* Problem statement
How many lines within the records include the word "docx"? Only that number should be given.

* Extracted data entries
=== Begin Enclosure ===

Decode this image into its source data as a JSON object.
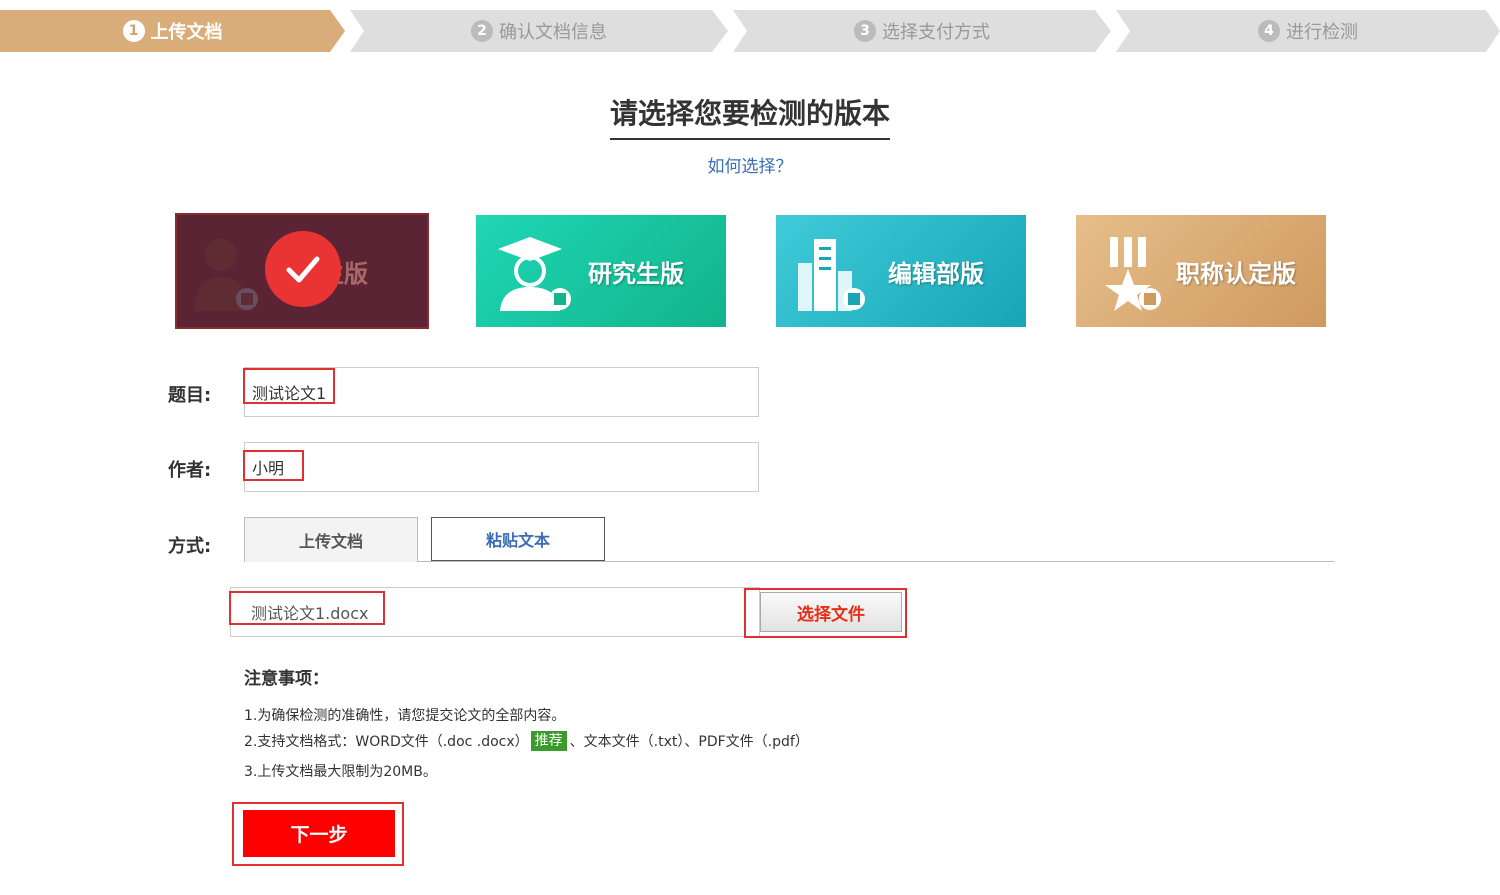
{
  "steps": [
    {
      "num": "1",
      "label": "上传文档"
    },
    {
      "num": "2",
      "label": "确认文档信息"
    },
    {
      "num": "3",
      "label": "选择支付方式"
    },
    {
      "num": "4",
      "label": "进行检测"
    }
  ],
  "active_step": 1,
  "title": "请选择您要检测的版本",
  "how_to_choose": "如何选择？",
  "versions": [
    {
      "label": "学生版"
    },
    {
      "label": "研究生版"
    },
    {
      "label": "编辑部版"
    },
    {
      "label": "职称认定版"
    }
  ],
  "form": {
    "title_label": "题目:",
    "title_value": "测试论文1",
    "author_label": "作者:",
    "author_value": "小明",
    "method_label": "方式:"
  },
  "tabs": [
    {
      "label": "上传文档"
    },
    {
      "label": "粘贴文本"
    }
  ],
  "file": {
    "name": "测试论文1.docx",
    "choose_label": "选择文件"
  },
  "notes": {
    "title": "注意事项：",
    "line1": "1.为确保检测的准确性，请您提交论文的全部内容。",
    "line2_pre": "2.支持文档格式：WORD文件（.doc .docx）",
    "line2_tag": "推荐",
    "line2_post": "、文本文件（.txt）、PDF文件（.pdf）",
    "line3": "3.上传文档最大限制为20MB。"
  },
  "next_label": "下一步",
  "colors": {
    "step_active": "#d9ad7a",
    "step_inactive": "#dedede",
    "highlight": "#e03030",
    "next_button": "#ff0000",
    "link": "#3b6cb7"
  }
}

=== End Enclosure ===

* Final answer
2